Intern at Ngā Pae o te Māramatanga (Māori Centre of Research Excellence), Auckland, New Zealand
Part of the Queen Elizabeth II scholarship Establishing Right Relations Program
It has been almost two months since I landed in beautiful Aotearoa (New Zealand), and I have been having the time of my life. I am continually embraced by the amazing Maori people and their communities. The landscape is breath-taking, the food is superb, and the culture is vibrant. I couldn’t have asked for a better learning environment.
While in Auckland, I am interning at Ngā Pae o te Māramatanga, New Zealand’s Maori Centre for Research Excellence, which is situated on the University of Auckland campus. My role as an intern is Journal Coordinator for AlterNative, an International Journal of Indigenous Peoples. It has been a great learning opportunity to participate in the peer review process, which provides a lot of insight into the amount of work it takes to get one’s work published.
In addition to my work with AlterNative, I am conducting my own research on the Whanganui River Deed of Settlement which granted legal rights to the Whanganui River. As Jacinta Ruru wrote in the Maori Law Review, this recognition is “undoubtedly legally revolutionary.”
As a First Nations researcher and involved community member from Aamjiwnaang First Nation in southwestern Ontario, this case interests me very much. Many Anishinaabe communities are situated around the Great Lakes in both Canada and the United States.

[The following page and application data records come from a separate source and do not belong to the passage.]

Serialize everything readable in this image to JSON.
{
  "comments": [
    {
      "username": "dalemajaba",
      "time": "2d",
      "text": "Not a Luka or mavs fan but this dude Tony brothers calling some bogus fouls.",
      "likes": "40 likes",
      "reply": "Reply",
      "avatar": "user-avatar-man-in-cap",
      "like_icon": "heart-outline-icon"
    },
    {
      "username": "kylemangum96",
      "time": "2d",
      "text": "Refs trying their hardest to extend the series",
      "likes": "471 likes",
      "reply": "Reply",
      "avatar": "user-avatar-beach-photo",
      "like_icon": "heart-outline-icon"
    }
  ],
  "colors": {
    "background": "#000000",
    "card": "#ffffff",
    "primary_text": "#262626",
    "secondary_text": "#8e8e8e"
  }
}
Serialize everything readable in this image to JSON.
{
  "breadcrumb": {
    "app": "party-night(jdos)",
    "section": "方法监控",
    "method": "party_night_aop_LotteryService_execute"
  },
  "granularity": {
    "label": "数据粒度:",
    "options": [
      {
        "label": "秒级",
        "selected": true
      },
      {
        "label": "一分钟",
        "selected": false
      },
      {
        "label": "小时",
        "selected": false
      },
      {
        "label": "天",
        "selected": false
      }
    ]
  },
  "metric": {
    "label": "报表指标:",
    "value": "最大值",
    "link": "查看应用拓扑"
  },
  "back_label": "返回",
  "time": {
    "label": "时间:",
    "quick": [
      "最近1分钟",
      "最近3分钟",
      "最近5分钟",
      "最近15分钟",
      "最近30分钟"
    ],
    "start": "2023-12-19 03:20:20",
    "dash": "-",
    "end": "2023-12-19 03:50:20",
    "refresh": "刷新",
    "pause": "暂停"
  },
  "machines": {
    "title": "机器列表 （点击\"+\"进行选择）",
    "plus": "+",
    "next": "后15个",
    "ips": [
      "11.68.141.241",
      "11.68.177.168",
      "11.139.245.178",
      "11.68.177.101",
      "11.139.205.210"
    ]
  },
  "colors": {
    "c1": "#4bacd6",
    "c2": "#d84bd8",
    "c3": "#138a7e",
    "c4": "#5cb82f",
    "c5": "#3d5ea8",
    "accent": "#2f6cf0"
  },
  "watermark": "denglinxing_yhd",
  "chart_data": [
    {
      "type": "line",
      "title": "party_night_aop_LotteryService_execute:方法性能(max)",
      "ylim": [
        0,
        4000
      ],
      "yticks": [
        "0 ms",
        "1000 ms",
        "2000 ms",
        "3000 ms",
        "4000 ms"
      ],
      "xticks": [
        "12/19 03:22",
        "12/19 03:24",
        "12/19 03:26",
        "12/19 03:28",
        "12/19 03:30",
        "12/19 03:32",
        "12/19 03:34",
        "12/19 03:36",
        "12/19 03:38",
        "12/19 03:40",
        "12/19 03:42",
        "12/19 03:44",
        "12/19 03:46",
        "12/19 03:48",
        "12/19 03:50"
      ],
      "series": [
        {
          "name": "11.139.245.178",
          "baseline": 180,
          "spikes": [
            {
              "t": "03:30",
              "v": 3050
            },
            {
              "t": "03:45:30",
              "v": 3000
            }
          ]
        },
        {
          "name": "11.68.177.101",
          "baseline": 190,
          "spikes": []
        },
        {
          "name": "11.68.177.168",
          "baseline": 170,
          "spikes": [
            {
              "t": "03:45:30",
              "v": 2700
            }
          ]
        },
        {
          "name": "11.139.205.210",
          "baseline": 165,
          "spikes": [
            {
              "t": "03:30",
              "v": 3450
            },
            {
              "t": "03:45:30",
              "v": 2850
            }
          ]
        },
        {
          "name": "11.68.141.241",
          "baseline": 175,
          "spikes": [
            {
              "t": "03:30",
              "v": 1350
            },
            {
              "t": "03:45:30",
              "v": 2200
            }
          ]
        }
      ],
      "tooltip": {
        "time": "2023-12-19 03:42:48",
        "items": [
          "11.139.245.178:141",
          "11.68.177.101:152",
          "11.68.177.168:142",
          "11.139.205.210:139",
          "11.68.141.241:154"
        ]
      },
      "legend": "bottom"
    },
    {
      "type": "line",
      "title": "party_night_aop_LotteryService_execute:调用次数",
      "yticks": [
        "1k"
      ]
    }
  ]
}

What I learn here in Aotearoa can be brought back to First Nations communities and put to immediate use in North America, as well as provide insight into the kind of relationships that can be established (as between the Crown and the Maori people) in order to make revolutionary progress (as in granting rights to the Whanganui River).
Being here in New Zealand provides me with the opportunity to visit the Whanganui River and the communities that are along the river, as well as Mount Tongariro which is the source of the river and an important ancestor for the people of the Whanganui River. These encounters are providing rich context and life to the legal documents and scholarly papers written on the Whanganui River Settlement. Merely studying those documents while in Canada could not possibly have been as enlightening
Being in New Zealand has also provided a great opportunity to contribute and exchange the knowledge that I carry from my culture, which enables me to understand the similarities and differences between Anishinaabe and Maori governing practices.
Miigwech—I give my thanks to the Queen Elizabeth II Diamond Jubilee Scholarship. This opportunity provides true scholarship and I have been placed in great hands with the staff, scholars and knowledge keepers here at Ngā Pae o te Māramatanga.
July 28, 2016